National Society for Clean Cities
Established in the 1980s, National Society for Clean Cities (Pune chapter), took inspiration from the Mumbai-based organisation started by Begum Ali Yavar Jung, wife of the then Governor of Maharashtra Ali Yavar Jung.
Her concept of a ‘Clean City’ extended to healthy governance and elimination of corruption, along with the goal of making Mumbai a pollution-free city.
NSCC, Pune, which works independently shares this basic vision. The concept of ‘Mohalla Committees’ or RWAs – Residents Welfare Associations – was born out of the idea that every locality would focus on the locality issues.
It was the eminent Pune industrialist SL Kirloskar who met her in Mumbai and invited a group of Pune citizens to work on the same lines. Anjali Patwardhan, Sunita Kalyani were among the early members along with Sheila Christian.
There were no ward offices in Pune in the 1980s and the late Gita Vir would sit for hours at the PMC building looking for answers. “We formed mohalla committees in Koregaon Park, Kalyaninagar and Boat Club (Residents’ Forum). We still meet on the first Thursday of every month,” says Christian.
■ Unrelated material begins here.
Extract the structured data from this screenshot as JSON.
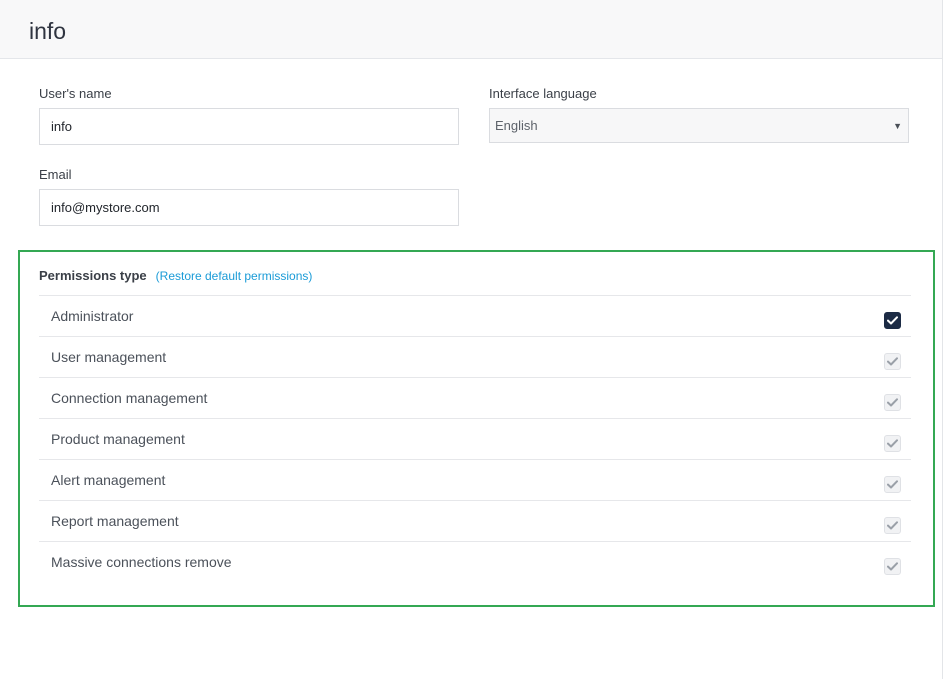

Solid waste management including garbage segregation and vermi-composting, preserving open spaces, leading the fight for the Green Development Plan for Pune, preventing indiscriminate dumping in the river, cleaning the river, saving water bodies from destruction, citizens’ participation in budget-making for their wards, voter registration drives and organising a platform for voters to meet and discuss with their electoral candidates are among the initiatives taken up by NSCC.